======== Listed entries

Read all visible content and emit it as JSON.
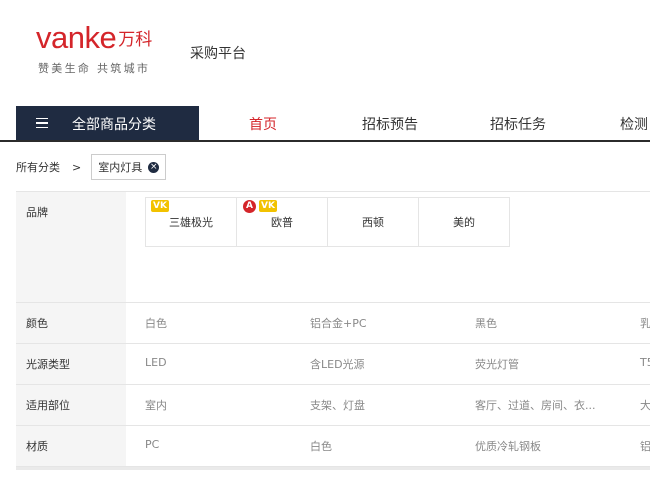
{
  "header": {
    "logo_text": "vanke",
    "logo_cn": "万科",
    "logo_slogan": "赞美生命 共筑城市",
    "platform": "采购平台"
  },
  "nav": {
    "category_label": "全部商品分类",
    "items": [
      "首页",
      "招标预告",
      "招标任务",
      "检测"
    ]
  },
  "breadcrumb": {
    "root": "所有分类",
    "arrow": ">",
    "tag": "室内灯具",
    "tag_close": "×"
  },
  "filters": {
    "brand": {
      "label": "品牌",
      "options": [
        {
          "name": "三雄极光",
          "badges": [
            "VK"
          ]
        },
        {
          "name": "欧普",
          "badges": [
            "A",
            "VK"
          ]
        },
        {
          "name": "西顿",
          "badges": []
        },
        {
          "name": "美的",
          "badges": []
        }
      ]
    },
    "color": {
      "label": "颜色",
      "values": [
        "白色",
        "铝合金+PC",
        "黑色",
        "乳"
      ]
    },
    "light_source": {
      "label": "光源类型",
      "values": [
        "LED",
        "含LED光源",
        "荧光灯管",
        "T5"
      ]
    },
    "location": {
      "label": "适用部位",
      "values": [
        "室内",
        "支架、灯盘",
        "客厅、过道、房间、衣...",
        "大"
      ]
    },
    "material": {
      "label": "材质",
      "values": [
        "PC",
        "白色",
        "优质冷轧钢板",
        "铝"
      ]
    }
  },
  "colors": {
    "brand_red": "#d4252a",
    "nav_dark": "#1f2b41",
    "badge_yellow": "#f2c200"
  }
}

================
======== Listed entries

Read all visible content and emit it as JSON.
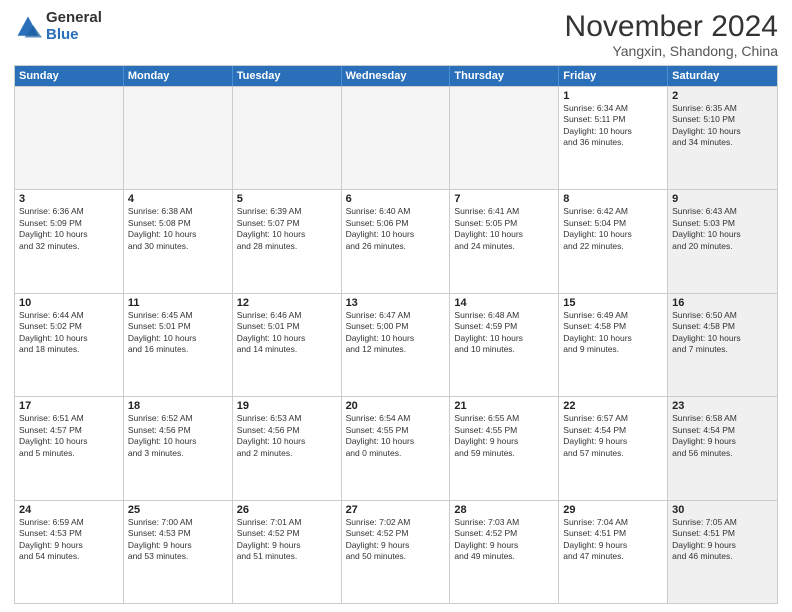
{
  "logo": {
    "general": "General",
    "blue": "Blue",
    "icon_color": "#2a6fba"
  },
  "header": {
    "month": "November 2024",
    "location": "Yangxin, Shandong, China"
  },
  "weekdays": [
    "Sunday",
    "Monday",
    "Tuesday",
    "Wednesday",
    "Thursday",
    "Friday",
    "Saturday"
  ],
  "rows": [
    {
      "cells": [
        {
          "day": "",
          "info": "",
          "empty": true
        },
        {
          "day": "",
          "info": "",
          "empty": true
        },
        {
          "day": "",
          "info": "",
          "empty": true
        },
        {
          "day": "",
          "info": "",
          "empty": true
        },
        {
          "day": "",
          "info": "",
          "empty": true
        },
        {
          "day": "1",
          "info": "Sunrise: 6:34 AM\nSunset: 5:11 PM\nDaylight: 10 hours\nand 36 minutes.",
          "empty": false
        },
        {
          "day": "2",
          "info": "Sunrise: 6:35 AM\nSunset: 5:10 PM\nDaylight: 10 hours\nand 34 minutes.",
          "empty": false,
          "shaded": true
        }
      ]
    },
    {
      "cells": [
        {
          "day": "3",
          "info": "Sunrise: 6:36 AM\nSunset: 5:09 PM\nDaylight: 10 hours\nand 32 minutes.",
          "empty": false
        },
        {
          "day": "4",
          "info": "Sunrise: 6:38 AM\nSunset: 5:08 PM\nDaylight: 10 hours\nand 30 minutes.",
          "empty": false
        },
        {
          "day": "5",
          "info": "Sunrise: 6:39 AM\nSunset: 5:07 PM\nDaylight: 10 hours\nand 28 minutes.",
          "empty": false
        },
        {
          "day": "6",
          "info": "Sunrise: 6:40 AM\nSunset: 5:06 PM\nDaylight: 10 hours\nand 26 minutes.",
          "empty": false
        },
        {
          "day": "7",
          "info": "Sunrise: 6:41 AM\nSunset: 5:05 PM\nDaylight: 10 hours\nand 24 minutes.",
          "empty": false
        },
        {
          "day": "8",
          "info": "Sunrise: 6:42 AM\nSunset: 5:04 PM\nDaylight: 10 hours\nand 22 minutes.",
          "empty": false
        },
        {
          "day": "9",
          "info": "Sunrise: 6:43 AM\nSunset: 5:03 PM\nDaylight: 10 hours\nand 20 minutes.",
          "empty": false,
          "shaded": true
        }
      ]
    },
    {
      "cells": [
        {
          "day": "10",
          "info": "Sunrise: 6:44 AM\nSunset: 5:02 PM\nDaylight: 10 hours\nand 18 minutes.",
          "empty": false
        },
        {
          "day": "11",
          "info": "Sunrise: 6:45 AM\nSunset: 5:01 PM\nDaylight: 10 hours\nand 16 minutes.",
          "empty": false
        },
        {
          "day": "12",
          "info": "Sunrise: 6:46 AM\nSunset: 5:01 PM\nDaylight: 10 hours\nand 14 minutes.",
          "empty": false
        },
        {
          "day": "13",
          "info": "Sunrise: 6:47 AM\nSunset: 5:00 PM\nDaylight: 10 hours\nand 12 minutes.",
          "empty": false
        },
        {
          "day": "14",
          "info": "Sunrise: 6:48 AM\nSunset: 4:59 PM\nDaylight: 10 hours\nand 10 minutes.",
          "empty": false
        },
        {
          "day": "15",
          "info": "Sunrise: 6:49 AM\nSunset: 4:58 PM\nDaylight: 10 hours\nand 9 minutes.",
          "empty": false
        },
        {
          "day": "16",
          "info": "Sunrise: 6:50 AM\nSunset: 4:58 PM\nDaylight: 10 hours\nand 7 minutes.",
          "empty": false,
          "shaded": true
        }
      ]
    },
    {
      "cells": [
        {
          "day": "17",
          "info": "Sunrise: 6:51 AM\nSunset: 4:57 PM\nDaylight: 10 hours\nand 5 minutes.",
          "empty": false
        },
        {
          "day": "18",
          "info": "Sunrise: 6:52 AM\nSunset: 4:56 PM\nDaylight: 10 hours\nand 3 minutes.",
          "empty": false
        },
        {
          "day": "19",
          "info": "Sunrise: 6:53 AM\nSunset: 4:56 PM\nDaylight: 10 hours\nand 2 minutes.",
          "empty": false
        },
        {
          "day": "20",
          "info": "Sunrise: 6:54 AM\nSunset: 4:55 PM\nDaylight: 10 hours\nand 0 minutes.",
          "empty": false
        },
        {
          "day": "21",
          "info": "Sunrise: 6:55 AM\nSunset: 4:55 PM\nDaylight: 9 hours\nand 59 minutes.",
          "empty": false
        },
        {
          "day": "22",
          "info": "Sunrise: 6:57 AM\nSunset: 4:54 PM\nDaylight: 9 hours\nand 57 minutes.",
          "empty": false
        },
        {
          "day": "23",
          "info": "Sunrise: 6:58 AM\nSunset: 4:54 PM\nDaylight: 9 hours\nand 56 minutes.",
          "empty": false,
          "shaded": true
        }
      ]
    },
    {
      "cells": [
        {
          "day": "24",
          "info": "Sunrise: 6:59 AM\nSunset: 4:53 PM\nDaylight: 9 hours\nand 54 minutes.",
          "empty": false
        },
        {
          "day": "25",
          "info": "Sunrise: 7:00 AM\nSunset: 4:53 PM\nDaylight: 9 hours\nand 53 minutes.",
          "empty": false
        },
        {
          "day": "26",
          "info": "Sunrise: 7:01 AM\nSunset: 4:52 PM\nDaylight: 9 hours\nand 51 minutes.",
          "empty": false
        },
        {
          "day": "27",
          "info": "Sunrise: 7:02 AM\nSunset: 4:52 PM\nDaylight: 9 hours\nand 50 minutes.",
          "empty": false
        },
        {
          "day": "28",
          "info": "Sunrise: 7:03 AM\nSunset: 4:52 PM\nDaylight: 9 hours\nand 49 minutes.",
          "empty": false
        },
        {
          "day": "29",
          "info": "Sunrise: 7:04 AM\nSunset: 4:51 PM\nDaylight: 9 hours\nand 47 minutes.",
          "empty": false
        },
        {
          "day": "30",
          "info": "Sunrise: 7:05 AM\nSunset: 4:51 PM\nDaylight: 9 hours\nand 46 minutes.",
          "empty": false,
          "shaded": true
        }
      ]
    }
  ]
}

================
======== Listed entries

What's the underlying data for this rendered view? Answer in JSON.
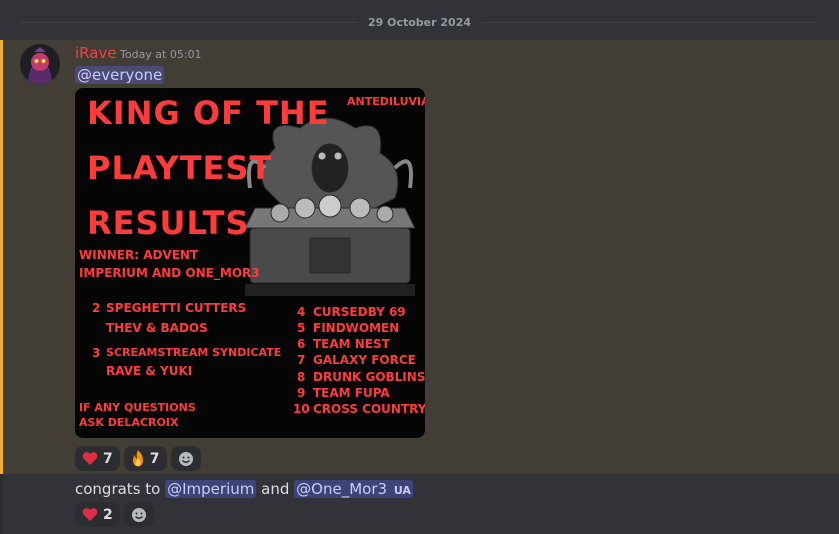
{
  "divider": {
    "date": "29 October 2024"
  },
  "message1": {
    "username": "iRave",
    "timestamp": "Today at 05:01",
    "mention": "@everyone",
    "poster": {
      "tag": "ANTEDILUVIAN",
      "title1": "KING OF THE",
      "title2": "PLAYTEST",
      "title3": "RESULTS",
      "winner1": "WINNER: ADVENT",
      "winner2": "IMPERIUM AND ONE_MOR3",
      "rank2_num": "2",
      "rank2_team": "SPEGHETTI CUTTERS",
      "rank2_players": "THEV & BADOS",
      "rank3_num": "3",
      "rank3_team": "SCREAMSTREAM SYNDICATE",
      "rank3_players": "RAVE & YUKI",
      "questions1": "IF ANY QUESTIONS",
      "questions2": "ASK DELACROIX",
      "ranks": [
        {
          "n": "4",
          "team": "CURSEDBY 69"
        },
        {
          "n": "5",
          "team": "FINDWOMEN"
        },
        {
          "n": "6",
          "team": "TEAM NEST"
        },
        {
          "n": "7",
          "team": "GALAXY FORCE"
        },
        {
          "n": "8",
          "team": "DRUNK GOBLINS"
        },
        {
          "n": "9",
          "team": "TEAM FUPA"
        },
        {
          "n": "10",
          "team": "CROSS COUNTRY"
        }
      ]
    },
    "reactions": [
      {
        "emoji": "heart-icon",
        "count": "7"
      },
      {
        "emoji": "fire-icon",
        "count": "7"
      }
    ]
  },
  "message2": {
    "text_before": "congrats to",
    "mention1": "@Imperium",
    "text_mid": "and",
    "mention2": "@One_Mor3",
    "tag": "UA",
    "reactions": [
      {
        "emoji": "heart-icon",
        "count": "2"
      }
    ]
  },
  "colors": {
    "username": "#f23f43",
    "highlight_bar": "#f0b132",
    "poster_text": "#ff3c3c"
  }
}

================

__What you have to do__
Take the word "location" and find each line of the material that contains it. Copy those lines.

__Answer to the exercise__
    "location": {
    "location": "Yangxin, Shandong, China"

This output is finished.